Work on the arch between these two pylons includes strengthening and replacing steel members and installing new energy dissipation devices. Engineers devised a custom-made but straightforward friction form of the device they say offers several advantages over off-the-shelf viscous dampers typically used on bridges.

The new device can fit into limited space, will not leak and does not need a specialty supplier for fabrication or maintenance. The damper, similar to those sometimes used in bracing systems for buildings, is made up of steel and aluminum bronze plates. A significant quake will deform "sacrificial" plates but they are easily replaced, says Lim.

Suited Up. Painting depends on weather conditions. (Photo by Michael Goodman for ENR)

Four-Day Week

The arch’s position directly above Fort Point, which is open to tourists on Fridays, Saturdays and Sundays, limited work to just four days per week. Restrictions have been especially tough on painting subcontractor Long Painting Co., Kent, Wash., whose work depends on the weather.

Atmospheric and surface conditions must be monitored constantly since paint cannot be applied when the steel temperature is above the dew point, says Scott Clark, Long project manager. "We can get all geared up, and the fog can come booming in," he says. "It is difficult to maintain an optimal flow of work." Wind also is a factor. Working inside the painting enclosure is difficult, especially during summer, when gusts are common. "The tarp is like a sail. It beats the crap out of a guy," says Clark.

On top of a limited work schedule and unpredictable weather, the painter, along with the steel erector, have had to deal with other challenges, including coordinating with each other and with engineering documents that specified the sequence of joint removal and installation. In a very selective fashion, members are disassembled, paint is removed, and the exposed steel is primed before new joints are installed, says Ronald Paz, division manager for the West Coast office of Shakopee, Minn.-based steel erector Danny’s Construction Co. Inc. "There is no real rhythm," adds Clark.


To facilitate work, the erector installed steel decking suspended from wire rope below the roadway on the viaduct and on three different levels in the arch. It also installed a "stairway to heaven," a stepping steel channel system used to reach work at the base of the arch. "Easy access is the key to productivity," says Jack Geer, Danny’s project sponsor.

The retrofit is scheduled for completion by March. About $12 million worth of additional repairs and painting, to be paid for with leftover contingency, will be completed about a year later.

District officials now are seeking $160 million in federal and state funds for the overall project’s final phase on the north anchorage house and pylons, and the suspension span. The work will be released in two bid packages in spring 2005 and 2006. Officials also are examining options for hardening the bridge against terrorism. "We want to make certain that the seismic work will not make the bridge more vulnerable in case of an attack," says Bauer.

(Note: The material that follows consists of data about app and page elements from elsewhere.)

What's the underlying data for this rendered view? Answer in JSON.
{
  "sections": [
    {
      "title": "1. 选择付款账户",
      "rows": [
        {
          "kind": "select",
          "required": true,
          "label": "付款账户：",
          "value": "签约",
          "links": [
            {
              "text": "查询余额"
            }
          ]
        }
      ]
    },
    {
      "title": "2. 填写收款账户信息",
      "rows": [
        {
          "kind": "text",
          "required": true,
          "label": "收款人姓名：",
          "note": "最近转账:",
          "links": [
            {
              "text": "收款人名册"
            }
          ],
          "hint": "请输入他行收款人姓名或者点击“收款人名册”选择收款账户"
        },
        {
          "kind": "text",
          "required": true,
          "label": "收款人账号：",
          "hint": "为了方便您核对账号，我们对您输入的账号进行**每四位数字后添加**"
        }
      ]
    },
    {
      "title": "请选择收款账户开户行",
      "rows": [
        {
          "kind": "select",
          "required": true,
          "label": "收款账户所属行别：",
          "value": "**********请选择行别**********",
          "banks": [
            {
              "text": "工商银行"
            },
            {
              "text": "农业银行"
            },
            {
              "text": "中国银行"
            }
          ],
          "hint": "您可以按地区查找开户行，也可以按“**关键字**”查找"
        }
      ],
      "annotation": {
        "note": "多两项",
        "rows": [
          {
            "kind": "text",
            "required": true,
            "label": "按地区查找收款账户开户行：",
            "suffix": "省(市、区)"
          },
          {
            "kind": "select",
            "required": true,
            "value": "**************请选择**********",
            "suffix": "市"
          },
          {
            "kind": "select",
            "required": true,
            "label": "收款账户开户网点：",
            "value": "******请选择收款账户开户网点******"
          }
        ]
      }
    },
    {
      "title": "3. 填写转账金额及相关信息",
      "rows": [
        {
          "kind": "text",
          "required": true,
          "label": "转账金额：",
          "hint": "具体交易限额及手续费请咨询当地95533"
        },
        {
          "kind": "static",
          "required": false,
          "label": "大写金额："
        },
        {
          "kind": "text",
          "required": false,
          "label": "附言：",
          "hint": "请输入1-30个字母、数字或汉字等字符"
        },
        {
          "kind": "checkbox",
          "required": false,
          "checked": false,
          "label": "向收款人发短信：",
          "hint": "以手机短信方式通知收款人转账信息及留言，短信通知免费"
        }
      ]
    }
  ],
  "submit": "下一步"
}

For more information about the seismic retrofit project and the Golden Gate Bridge, see the Golden Gate Bridge Highway and Transportation District website at www.goldengatebridge.org.